The Executive

Introducting...

In recognition of the complex and multifaceted nature of the Syrian refugee crisis, we take an interdisciplinary approach, drawing on insights from both arts and social sciences. We will seek to generate rich original data on the skills, needs and aspirations of young Syrian refugees through face-to-face interviews, and on the corresponding attitudes and belief structures of host populations through public opinion surveys in three receiving states: Lebanon, Greece and the UK. We will analyse this data to derive a list of training and skills needs, which answer to individuals’ own aspirations for their future social and economic roles, whether that is for reintegration in Syria or integration in their host nations.

 

We will also draw on philosophy to understand and compare the ethical frameworks underlying both migrants’ and host populations’ thinking about their needs, rights and duties. From these, we will formulate impactful recommendations that balance protection and assistance to refugees with the claims and needs of (often deprived) host populations.

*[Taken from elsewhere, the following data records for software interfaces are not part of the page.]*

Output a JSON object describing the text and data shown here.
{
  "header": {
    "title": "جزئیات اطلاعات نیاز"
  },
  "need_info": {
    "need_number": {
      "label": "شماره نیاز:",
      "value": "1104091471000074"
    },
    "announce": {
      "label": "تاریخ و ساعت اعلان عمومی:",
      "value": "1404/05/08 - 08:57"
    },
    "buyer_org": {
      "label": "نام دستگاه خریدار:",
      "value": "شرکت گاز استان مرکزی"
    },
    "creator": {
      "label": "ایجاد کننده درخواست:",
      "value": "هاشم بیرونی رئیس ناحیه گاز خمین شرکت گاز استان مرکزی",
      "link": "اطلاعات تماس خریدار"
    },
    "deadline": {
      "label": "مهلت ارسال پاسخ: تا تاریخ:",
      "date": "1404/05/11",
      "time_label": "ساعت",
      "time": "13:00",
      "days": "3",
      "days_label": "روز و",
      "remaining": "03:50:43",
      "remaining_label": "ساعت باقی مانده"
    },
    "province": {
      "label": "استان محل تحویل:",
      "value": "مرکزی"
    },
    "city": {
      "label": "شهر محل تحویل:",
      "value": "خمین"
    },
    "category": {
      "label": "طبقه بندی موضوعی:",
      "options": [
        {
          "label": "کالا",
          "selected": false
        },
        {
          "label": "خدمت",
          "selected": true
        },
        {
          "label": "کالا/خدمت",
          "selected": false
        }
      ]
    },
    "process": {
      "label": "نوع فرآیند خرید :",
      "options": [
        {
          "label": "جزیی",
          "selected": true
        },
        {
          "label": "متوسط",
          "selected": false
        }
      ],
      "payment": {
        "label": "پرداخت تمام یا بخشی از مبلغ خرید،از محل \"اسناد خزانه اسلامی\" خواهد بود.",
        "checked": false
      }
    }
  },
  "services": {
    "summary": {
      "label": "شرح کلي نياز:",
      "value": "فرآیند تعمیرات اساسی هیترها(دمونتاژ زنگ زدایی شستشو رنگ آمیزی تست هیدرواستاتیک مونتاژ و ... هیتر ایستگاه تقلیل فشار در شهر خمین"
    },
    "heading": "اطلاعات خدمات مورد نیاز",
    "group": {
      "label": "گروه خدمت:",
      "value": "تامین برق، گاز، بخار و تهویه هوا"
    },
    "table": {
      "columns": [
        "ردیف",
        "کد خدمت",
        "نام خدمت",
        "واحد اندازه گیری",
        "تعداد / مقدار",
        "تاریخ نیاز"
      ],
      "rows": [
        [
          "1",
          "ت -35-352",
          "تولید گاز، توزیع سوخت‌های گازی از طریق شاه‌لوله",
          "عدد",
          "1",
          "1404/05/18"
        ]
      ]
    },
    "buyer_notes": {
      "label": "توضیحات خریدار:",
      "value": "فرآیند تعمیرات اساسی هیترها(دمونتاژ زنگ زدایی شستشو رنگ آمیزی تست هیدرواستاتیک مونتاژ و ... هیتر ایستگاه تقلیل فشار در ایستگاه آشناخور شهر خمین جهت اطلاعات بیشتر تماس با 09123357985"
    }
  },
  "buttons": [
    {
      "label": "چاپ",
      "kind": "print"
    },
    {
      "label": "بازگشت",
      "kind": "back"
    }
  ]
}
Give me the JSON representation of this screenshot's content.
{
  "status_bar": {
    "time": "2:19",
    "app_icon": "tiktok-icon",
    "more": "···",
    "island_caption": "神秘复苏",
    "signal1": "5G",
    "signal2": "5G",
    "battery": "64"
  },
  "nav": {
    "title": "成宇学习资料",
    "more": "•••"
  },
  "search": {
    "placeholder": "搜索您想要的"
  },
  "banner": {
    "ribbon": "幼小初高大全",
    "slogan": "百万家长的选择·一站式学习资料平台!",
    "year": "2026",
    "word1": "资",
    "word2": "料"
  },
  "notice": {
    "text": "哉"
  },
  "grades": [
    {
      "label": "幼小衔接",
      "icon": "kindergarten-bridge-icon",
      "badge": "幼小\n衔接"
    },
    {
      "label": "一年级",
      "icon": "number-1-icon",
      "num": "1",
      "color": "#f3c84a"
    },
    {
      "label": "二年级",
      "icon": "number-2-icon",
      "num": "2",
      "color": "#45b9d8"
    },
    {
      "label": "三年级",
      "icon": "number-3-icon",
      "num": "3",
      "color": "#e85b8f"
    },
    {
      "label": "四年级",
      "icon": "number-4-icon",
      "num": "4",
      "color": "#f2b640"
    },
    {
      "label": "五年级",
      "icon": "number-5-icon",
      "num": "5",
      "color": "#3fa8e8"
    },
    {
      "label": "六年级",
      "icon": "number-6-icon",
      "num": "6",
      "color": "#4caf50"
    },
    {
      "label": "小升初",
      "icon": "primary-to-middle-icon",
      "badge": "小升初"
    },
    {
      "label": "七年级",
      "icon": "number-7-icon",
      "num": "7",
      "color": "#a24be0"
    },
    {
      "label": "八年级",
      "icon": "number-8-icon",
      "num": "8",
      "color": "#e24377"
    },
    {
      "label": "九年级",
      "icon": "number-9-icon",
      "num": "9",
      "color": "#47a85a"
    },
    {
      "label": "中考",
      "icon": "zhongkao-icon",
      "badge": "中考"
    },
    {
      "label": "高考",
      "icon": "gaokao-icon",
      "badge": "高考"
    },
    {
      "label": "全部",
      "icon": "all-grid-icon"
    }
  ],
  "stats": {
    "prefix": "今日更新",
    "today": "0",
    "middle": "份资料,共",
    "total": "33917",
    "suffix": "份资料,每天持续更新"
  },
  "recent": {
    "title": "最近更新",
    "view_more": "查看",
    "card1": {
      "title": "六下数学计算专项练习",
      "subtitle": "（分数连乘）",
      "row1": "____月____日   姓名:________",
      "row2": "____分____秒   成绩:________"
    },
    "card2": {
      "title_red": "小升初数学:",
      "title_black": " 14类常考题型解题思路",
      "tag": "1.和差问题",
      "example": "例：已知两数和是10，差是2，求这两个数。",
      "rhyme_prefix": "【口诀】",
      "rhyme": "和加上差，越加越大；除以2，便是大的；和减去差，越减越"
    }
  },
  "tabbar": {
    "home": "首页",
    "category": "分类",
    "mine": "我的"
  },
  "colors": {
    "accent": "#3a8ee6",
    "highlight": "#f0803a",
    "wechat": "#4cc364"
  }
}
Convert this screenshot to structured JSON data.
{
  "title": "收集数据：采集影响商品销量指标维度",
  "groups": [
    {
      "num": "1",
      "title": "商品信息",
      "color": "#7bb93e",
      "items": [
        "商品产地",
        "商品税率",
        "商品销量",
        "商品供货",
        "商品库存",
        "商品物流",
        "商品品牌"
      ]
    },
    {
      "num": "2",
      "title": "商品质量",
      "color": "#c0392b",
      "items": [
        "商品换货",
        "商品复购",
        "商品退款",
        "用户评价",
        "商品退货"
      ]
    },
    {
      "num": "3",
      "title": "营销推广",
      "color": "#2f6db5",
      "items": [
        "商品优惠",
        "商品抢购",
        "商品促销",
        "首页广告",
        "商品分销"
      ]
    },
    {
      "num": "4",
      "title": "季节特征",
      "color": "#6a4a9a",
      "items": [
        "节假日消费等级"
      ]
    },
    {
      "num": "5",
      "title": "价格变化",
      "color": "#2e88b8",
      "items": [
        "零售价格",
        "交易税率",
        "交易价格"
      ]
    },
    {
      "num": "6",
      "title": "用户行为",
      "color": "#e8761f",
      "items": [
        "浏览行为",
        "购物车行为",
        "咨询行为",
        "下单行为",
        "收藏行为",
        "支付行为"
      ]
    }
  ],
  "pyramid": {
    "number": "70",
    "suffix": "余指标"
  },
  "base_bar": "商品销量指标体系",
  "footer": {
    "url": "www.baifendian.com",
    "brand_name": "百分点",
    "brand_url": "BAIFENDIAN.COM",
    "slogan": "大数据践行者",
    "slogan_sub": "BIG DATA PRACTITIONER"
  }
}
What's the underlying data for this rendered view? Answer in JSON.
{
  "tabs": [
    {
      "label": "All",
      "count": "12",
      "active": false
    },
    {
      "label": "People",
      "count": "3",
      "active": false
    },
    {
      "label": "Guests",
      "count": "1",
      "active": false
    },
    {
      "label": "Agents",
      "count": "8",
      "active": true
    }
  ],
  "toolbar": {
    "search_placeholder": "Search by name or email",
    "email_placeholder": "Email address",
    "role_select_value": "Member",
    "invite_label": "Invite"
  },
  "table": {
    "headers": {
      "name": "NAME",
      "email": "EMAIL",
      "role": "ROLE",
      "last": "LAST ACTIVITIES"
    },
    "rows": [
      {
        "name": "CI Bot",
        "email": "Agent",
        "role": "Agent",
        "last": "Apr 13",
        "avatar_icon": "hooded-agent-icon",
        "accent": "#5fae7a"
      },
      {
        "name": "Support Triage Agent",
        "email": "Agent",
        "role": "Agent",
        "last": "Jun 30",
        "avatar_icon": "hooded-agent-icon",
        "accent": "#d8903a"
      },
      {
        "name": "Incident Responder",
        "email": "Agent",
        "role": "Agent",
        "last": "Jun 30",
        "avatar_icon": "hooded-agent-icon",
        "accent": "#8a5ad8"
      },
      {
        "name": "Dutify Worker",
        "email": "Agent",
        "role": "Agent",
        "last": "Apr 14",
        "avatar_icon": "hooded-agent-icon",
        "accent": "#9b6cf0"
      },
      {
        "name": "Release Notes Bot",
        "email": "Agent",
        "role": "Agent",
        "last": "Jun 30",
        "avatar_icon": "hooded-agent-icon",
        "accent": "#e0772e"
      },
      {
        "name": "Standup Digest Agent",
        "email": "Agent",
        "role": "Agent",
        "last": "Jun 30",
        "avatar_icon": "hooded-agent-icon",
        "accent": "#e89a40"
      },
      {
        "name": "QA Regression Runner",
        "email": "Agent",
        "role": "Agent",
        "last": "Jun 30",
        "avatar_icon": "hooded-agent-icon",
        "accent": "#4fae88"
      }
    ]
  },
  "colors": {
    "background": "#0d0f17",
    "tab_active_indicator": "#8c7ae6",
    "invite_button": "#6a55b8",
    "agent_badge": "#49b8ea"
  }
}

By framing proposals in terms of concerned parties’ implicit ethical perspectives, we will show how these policy recommendations can be communicated and provide the basis of an overlapping consensus in a context of strained resources and increased inter- and intra-national tension.

 

To meet this ambitious interdisciplinary aim the project has the following specific research objectives:

 

1.To analyse the lived experiences, skills, training needs and aspirations of forcibly displaced young Syrians in a comparative context and explore the extent to which their reception in host communities equips them with the knowledge and confidence to begin to plan for their imagined futures;

 

2.To understand the ways in which young refugees develop 'modern' navigation skills, or conversely what prevents them from developing new life management skills, in order to help them to integrate economically in host communities or prepare for reintegration in Syria.

 

3.To explore the implicit structures of ethical thinking underlying young Syrians’ self-understandings of their current predicament, how they impact upon their longer term intentions regarding repatriation or settlement, and how they compare to the way that members of the host population think about the rights and wrongs of migration policy.

 

4.To analyse the drivers of public attitudes of the host populations towards young Syrian refugees and the extent to which these are shaped by materialist considerations such as the social and economic context of the receiving state or socially constructed frames that draw attention to a subset of political and normative considerations.

 

5.To increase critical thinking and public awareness on the refugee crisis and strengthen collective consciousness by identifying and emphasising needs and ethical frameworks that are shared between refugees and members of the host populations; and

 

6.To synthesise theoretical insights from migration studies, education, philosophy, political behaviour and sociology, so as to develop a new interdisciplinary framework to study refugees’ opportunities for skill development, integration and/or repatriation, which are attuned to the existing opportunity structures in their home and host countries.